Koch was also struck by just how many ex-pat Californians are here. They are everywhere: the gun shop owners, the retirees at the golf resorts. They hold seats on school boards and in local government.
“I immediately tell people, especially if they’re not from California, I am not one of those people who want to change Idaho,” Koch says. “I love it the way it is, that’s why we’re here.”
As a veteran Democrat from Coeur d’Alene, Mary Lou Reed has a very pointed view of all this:
“We’re very, very white up here,” she says. Kootenai County is 95 percent white according to the most recent census, compared with much of California today, where whites are in the minority.
She insists race plays a factor in some people’s decisions to move up here.
“No question the white flight is to flee from a multi-racial situation into one into in which everybody looks the same,” she says. “It’s very dull.”
This is definitely an uncomfortable subject. Some of the transplants didn’t want to talk about race as a reason for moving. Others said it didn’t have anything to do with it.
So what Carlson is describing for places like Idaho and Montana and Utah is in fact the converse of what has happened to those states. It’s a lie.
The reality is that demographic shifts have happened throughout American history, and being able to ride those shifts politically has always been a challenge for parties, which have to figure out how to please changing constituencies. That’s what Democrats are doing.
Republicans, on the other hand, have clearly become so wedded to their white nationalist politics—the ones that drove demographic change in California, Idaho, Montana, and many other places—that they will not adjust their politics to welcome in new brown faces.

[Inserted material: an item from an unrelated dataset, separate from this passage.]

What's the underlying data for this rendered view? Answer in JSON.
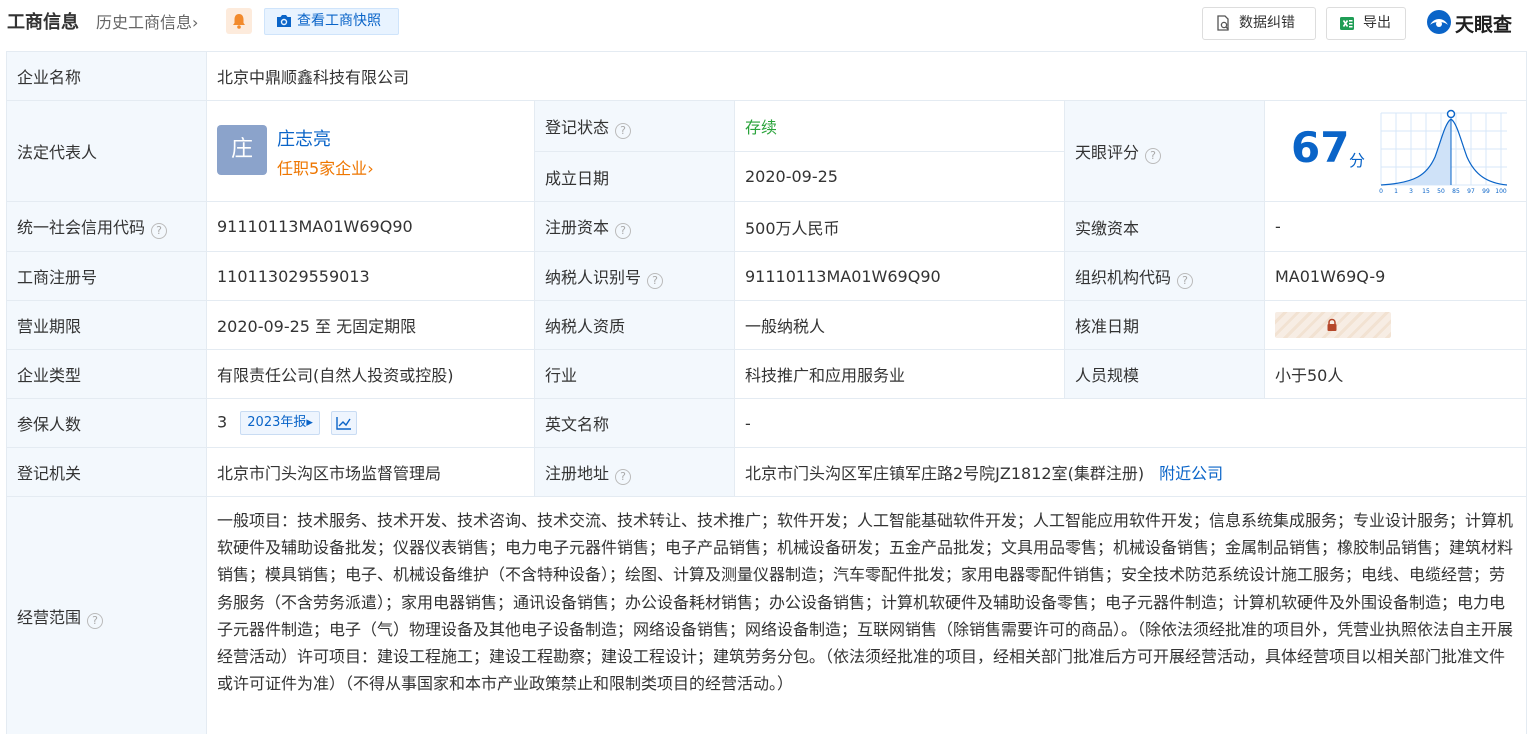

Carlson’s “replacement theory” is about gaslighting the public into believing that liberals are manipulating demographic change rather than simply adapting to its realities—giving Republicans an excuse to cling to a political ethos in its death spiral.